• **REQUIRED WORK**
From the records below, find each line with the string "this" and copy it.

• **MATERIALS PROVIDED**
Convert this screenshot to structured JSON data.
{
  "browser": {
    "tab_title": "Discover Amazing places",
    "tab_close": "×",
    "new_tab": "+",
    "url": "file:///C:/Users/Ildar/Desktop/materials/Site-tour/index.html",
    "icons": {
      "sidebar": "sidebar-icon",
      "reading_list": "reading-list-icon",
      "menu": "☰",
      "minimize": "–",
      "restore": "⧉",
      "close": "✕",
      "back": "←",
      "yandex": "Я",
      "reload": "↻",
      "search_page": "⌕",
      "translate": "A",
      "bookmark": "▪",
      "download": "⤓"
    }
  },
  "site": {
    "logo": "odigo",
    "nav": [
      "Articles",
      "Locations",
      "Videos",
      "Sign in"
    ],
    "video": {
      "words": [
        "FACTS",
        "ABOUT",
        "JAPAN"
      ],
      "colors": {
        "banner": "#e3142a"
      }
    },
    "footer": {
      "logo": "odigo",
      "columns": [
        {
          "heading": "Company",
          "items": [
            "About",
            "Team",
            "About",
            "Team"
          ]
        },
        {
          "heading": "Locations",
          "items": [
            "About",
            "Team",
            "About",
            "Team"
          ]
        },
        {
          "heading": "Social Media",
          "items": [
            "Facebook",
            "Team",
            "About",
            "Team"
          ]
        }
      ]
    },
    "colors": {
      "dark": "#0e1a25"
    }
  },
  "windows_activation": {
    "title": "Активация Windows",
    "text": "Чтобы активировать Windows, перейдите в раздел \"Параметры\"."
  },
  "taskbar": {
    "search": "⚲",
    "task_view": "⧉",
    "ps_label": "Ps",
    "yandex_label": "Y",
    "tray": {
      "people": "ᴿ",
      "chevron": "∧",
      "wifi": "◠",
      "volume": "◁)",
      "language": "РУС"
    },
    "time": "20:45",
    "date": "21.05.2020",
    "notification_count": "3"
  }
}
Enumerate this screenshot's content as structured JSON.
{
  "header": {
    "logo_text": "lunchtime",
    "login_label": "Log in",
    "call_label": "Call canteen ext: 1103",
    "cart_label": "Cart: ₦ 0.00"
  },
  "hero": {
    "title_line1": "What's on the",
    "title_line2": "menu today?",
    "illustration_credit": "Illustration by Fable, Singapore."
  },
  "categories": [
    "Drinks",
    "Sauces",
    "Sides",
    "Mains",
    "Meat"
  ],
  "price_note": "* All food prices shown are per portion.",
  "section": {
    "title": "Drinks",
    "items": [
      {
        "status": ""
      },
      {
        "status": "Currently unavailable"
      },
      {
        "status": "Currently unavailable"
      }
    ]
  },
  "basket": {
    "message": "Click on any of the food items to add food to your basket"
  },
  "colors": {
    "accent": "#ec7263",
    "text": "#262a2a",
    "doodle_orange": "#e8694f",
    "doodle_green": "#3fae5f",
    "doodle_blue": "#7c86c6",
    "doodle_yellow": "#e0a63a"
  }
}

• **TASK RESULT**
Convert this screenshot to structured JSON data.
Enumerate this screenshot's content as structured JSON.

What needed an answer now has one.